--- Exercise brief ---
Write out the whole listing exactly; no images belong in it.

--- Data for this exercise ---
=-=-=-=-=

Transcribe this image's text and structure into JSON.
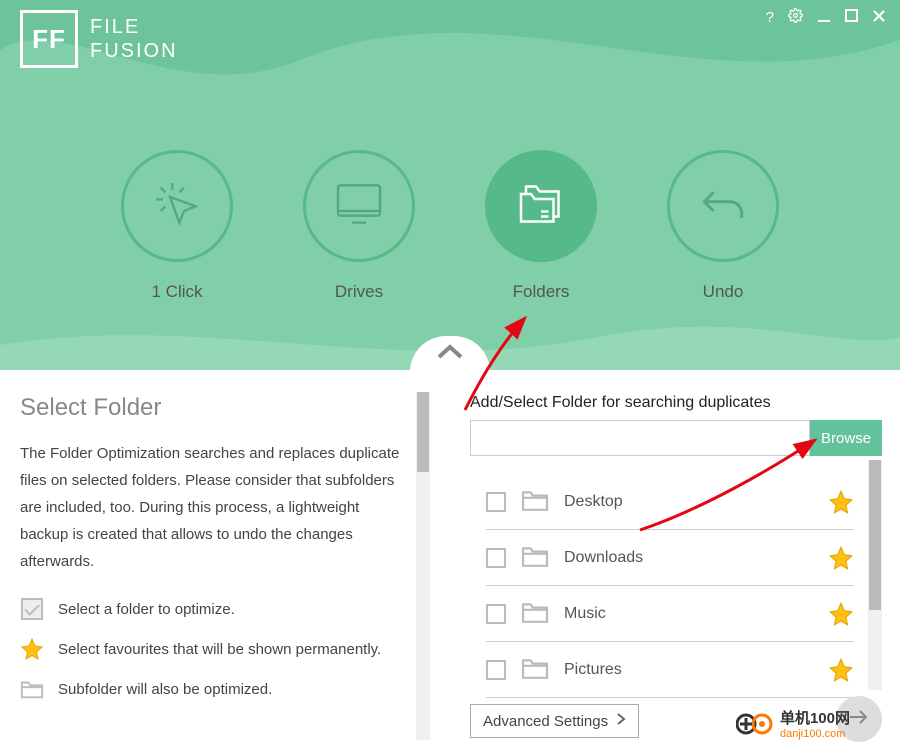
{
  "app": {
    "name_line1": "FILE",
    "name_line2": "FUSION",
    "logo_letters": "FF"
  },
  "nav": {
    "items": [
      {
        "label": "1 Click"
      },
      {
        "label": "Drives"
      },
      {
        "label": "Folders"
      },
      {
        "label": "Undo"
      }
    ],
    "active_index": 2
  },
  "left": {
    "heading": "Select Folder",
    "description": "The Folder Optimization searches and replaces duplicate files on selected folders. Please consider that subfolders are included, too. During this process, a lightweight backup is created that allows to undo the changes afterwards.",
    "legend": [
      "Select a folder to optimize.",
      "Select favourites that will be shown permanently.",
      "Subfolder will also be optimized."
    ]
  },
  "right": {
    "label": "Add/Select Folder for searching duplicates",
    "browse_label": "Browse",
    "input_value": "",
    "folders": [
      {
        "name": "Desktop"
      },
      {
        "name": "Downloads"
      },
      {
        "name": "Music"
      },
      {
        "name": "Pictures"
      }
    ],
    "advanced_label": "Advanced Settings"
  },
  "colors": {
    "accent": "#62c299",
    "header": "#80cfa9",
    "star": "#ffc016",
    "arrow": "#e30613"
  },
  "watermark": {
    "cn": "单机100网",
    "en": "danji100.com"
  }
}
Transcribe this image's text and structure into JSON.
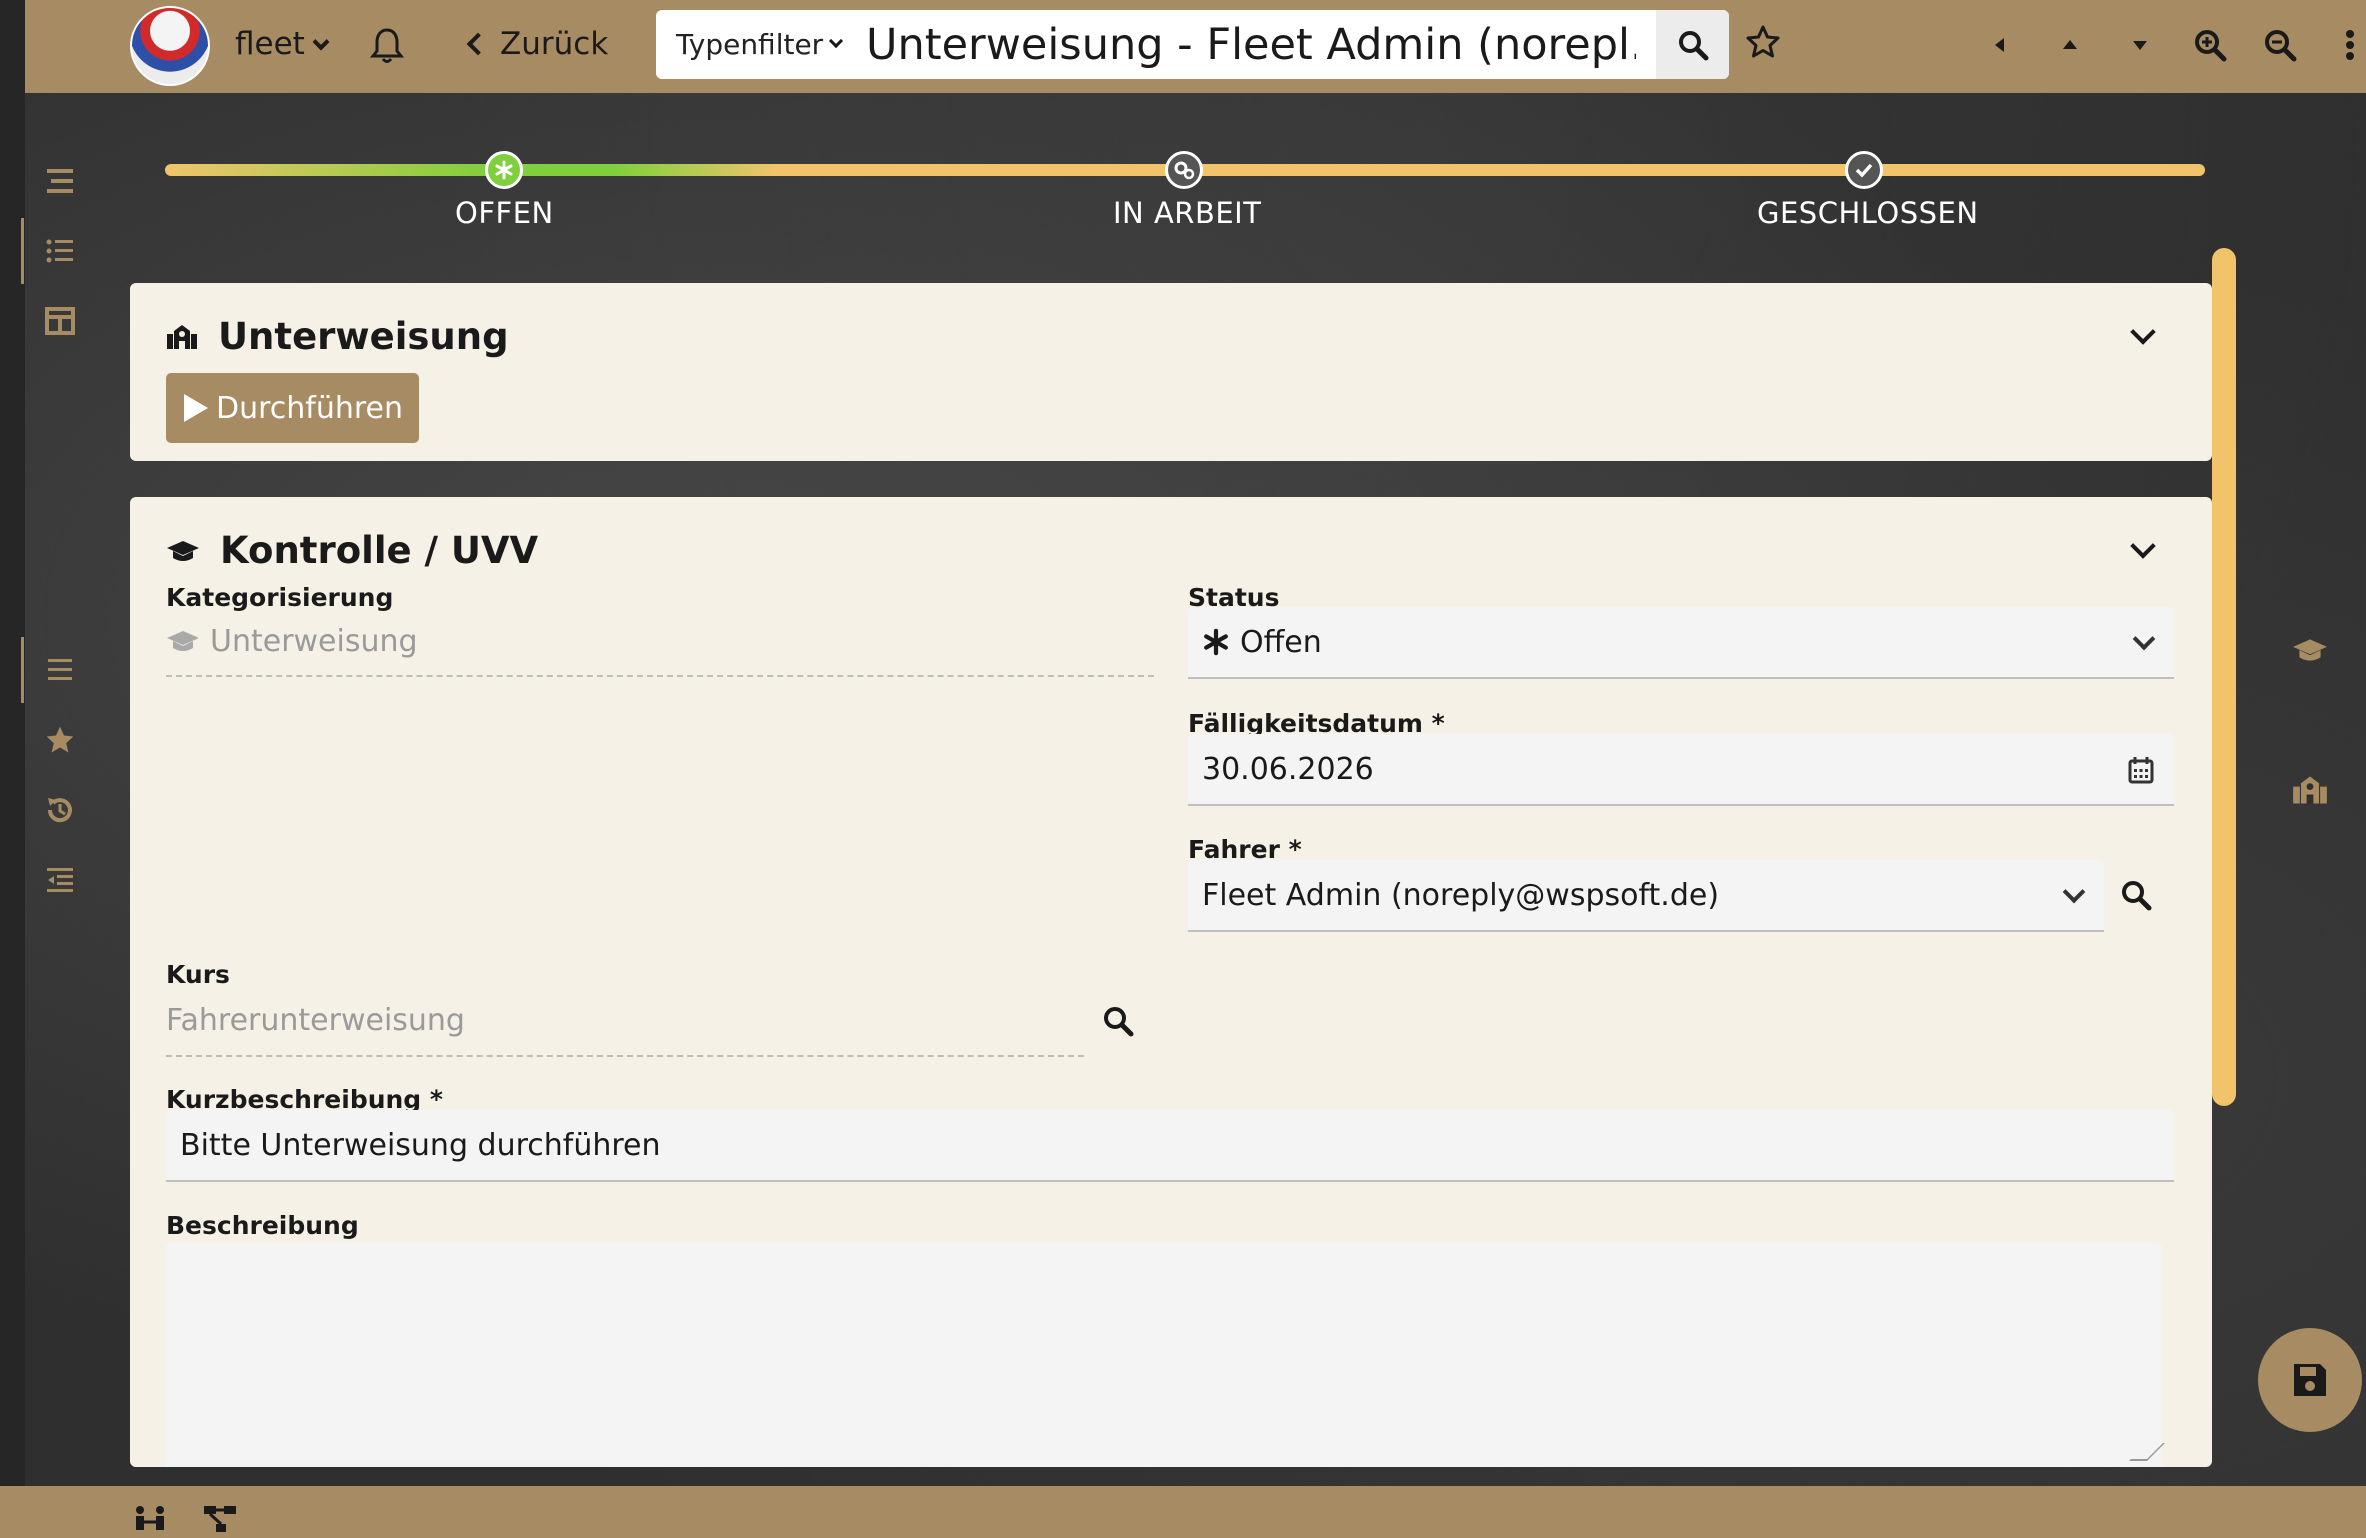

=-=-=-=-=

--- Reply ---
Transcribe this image's text and structure into JSON.
{
  "app": {
    "name_line1": "FILE",
    "name_line2": "FUSION",
    "logo_letters": "FF"
  },
  "nav": {
    "items": [
      {
        "label": "1 Click"
      },
      {
        "label": "Drives"
      },
      {
        "label": "Folders"
      },
      {
        "label": "Undo"
      }
    ],
    "active_index": 2
  },
  "left": {
    "heading": "Select Folder",
    "description": "The Folder Optimization searches and replaces duplicate files on selected folders. Please consider that subfolders are included, too. During this process, a lightweight backup is created that allows to undo the changes afterwards.",
    "legend": [
      "Select a folder to optimize.",
      "Select favourites that will be shown permanently.",
      "Subfolder will also be optimized."
    ]
  },
  "right": {
    "label": "Add/Select Folder for searching duplicates",
    "browse_label": "Browse",
    "input_value": "",
    "folders": [
      {
        "name": "Desktop"
      },
      {
        "name": "Downloads"
      },
      {
        "name": "Music"
      },
      {
        "name": "Pictures"
      }
    ],
    "advanced_label": "Advanced Settings"
  },
  "colors": {
    "accent": "#62c299",
    "header": "#80cfa9",
    "star": "#ffc016",
    "arrow": "#e30613"
  },
  "watermark": {
    "cn": "单机100网",
    "en": "danji100.com"
  }
}
Transcribe this image's text and structure into JSON.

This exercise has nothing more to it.